Anthropology major, Callie Gunzenhauser, recently reported back on her experience studying abroad at American University in Bulgaria. Working with the skills that she is learning in anthropology, she is one of many students who are fortunate enough to study abroad as a way of augmenting their college learning and experience. For more information on studying abroad or to learn more about the Department's two study abroad summer field schools in Ecuador and Mexico, please visit the main office at Anne Belk Hall, Room 348 or speak with your advisor.
Why Bulgaria? I may never be able to fully answer this question that has been repeated to me over and over again these past three months, but I can explain what I’ve learned from my experience. The name of the city I have been living in has changed as often as those who have controlled the territory in which the people live: Skaptopara under the Romans, Gorna Dzhumaya under the Ottomans, and now Blagoevgrad since the Soviets. Somewhere between the fall of the Iron Curtain and the rise of capitalist supermarket aisles, Bulgarians have gotten good at knowing how to simply be. In fact, this might be what being Bulgarian has been about for centuries, as their territory on the edge of Europe has constantly been contested by various groups who have come in and out, colonizing the people who live there. There is a timeless aura about the place that simultaneously collides with modernity. Grandfathers make homemade rakia in empty plastic water bottles, mothers push around their sleeping babies in baby carriages, teenagers stroll down sunny afternoon sidewalks, chatting over cigarettes, and little kids pick themselves up off the ground after stumbling on some crack in the cement.
In a country full of empty factories and disappearing villages, I’ve felt unsure of what to think about Bulgaria, a place I had known little to nothing about before coming here. But surely my uncertainty pales in comparison to what the past few decades have felt to Bulgarians who, since the shift from communism to democracy, not only lost their jobs, but lost the government promised pensions that came with them. Both the elderly and the youth seem to lack a sense of security when looking toward the future. With one of the fastest declining populations in the world, village life is threatened by the quest for money. Young people leave their homeland in search of well-paying jobs elsewhere in Europe and America. Yet they always seem to return.
As a U.S. student studying at the American University in Bulgaria, just scratching the surface of understanding how my Bulgarian peers view the world, I feel lucky to have experienced the past few months through the lens of anthropology. While this world that humans exist in often seems messy and complicated, it is still possible to make sense of this particular culture through my own unique experience.

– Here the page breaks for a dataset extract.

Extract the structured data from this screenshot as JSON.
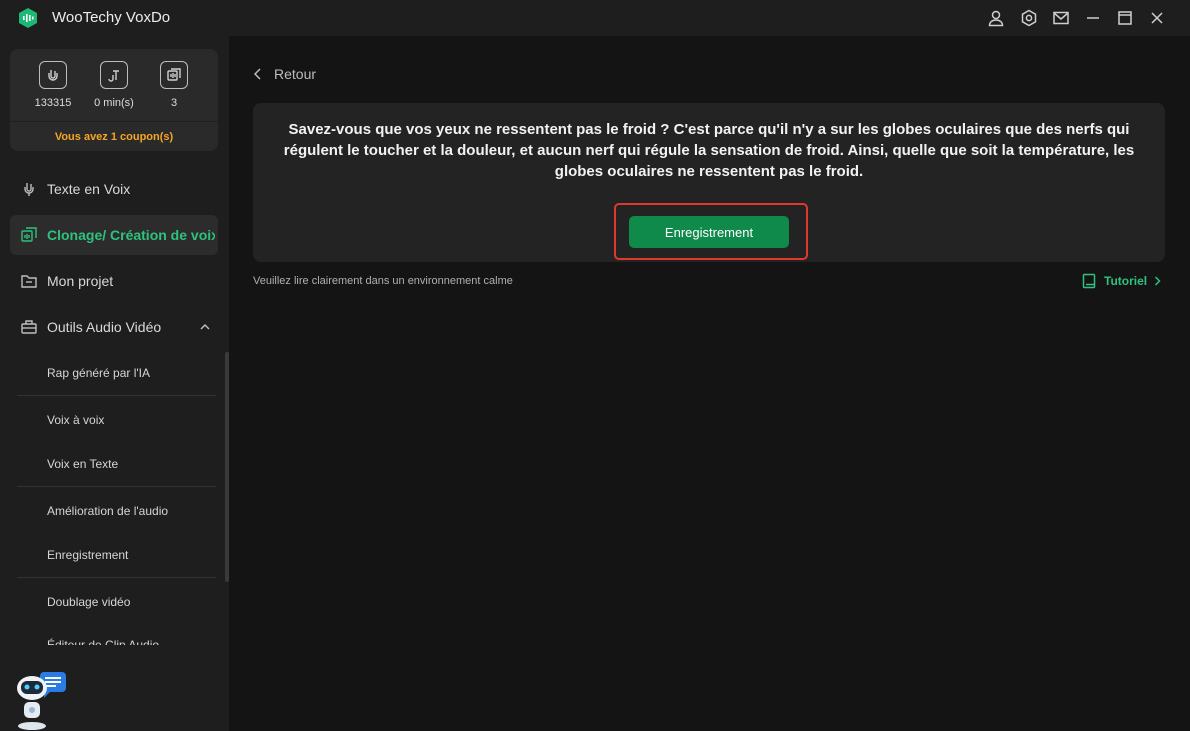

So when I ask myself, “Why Bulgaria?” I begin to appreciate that being Bulgarian, in a sense, means being free. Here, “freedom” means something different than it does in the United States. My short taste of their culture has left me thirsty to spend more time in places like this. A lack of rules and a social structure that seems to tolerate anything that comes its way creates a space to express yourself freely. While passersby may shift their eyes towards a U.S. girl going for an unusual run down the street, I can easily tell that although difference might not always be outwardly approved of, it is always accepted, because that’s what the Bulgarian spirit is used to. There’s beauty and power in an attitude like that.
--Callie Gunzenhauser, Anthropology major
About the Department of Anthropology
The Department of Anthropology offers a comparative and holistic approach to the study of the human experience. The anthropological perspective provides a broad understanding of the origins as well as the meaning of physical and cultural diversity in the world – past, present and future. With nearly 200 undergraduate majors, the department offers numerous research opportunities for students including field schools, internships, lab projects and independent studies at home and abroad. Students may earn B.A. and B.S. degrees with concentrations in sociocultural anthropology, archaeology, biological anthropology, and social practice and sustainability.
About the College of Arts and Sciences
The College of Arts and Sciences is home to 16 academic departments, two stand-alone academic programs, two centers and one residential college. These units span the humanities and the social, mathematical and natural sciences. The College of Arts and Sciences aims to develop a distinctive identity built upon our university's strengths, traditions and unique location. Our values lie not only in service to the university and local community, but through inspiring, training, educating and sustaining the development of our students as global citizens. There are approximately 5,850 student majors in the college. As the college is also largely responsible for implementing Appalachian's general education curriculum, it is heavily involved in the education of all students at the university, including those pursuing majors in other colleges. Learn more at http://cas.appstate.edu
About Appalachian State University
Appalachian State University, in North Carolina’s Blue Ridge Mountains, prepares students to lead purposeful lives as global citizens who understand and engage their responsibilities in creating a sustainable future for all. The transformational Appalachian experience promotes a spirit of inclusion that brings people together in inspiring ways to acquire and create knowledge, to grow holistically, to act with passion and determination, and embrace diversity and difference. As one of 17 campuses in the University of North Carolina system, Appalachian enrolls about 19,000 students, has a low student-to-faculty ratio and offers more than 150 undergraduate and graduate majors.